• **HOW TO COMPLETE THIS TASK**
Keep the pictures out of the copy and repeat the records exactly.

☆ ☆ ☆ ☆

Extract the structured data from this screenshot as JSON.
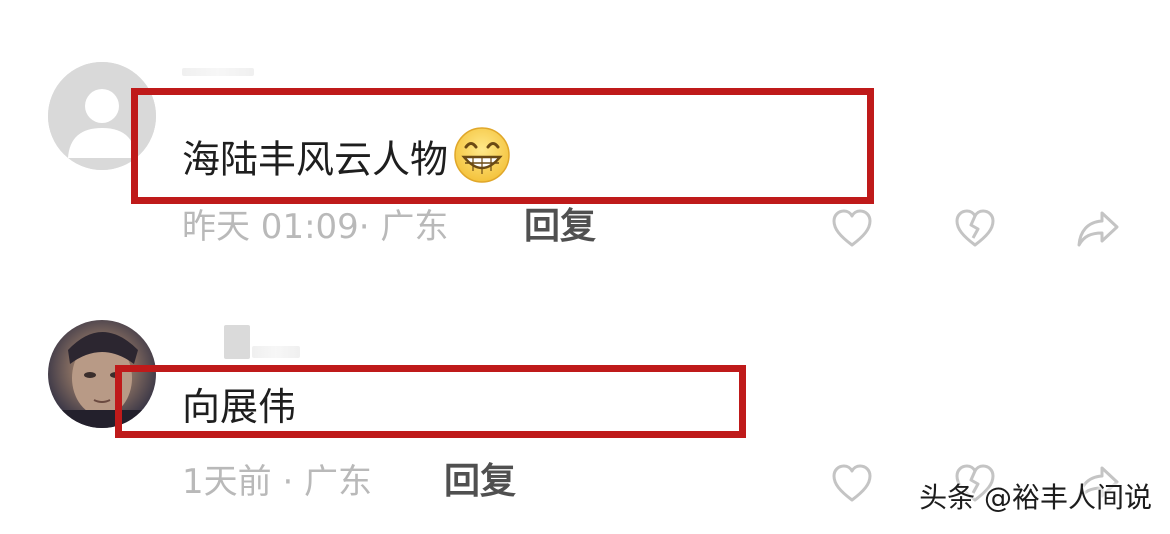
{
  "comments": [
    {
      "text": "海陆丰风云人物",
      "emoji": "grinning-face",
      "time_location": "昨天 01:09· 广东",
      "reply_label": "回复"
    },
    {
      "text": "向展伟",
      "time_location": "1天前 · 广东",
      "reply_label": "回复"
    }
  ],
  "watermark": "头条 @裕丰人间说",
  "colors": {
    "highlight_border": "#bf1a1a",
    "meta_text": "#b9b9b9",
    "icon_stroke": "#c4c4c4"
  },
  "icons": [
    "heart-icon",
    "broken-heart-icon",
    "share-icon"
  ]
}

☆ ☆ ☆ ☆

• **ANSWER SPACE**
Extract the structured data from this screenshot as JSON.
{
  "comments": [
    {
      "text": "海陆丰风云人物",
      "emoji": "grinning-face",
      "time_location": "昨天 01:09· 广东",
      "reply_label": "回复"
    },
    {
      "text": "向展伟",
      "time_location": "1天前 · 广东",
      "reply_label": "回复"
    }
  ],
  "watermark": "头条 @裕丰人间说",
  "colors": {
    "highlight_border": "#bf1a1a",
    "meta_text": "#b9b9b9",
    "icon_stroke": "#c4c4c4"
  },
  "icons": [
    "heart-icon",
    "broken-heart-icon",
    "share-icon"
  ]
}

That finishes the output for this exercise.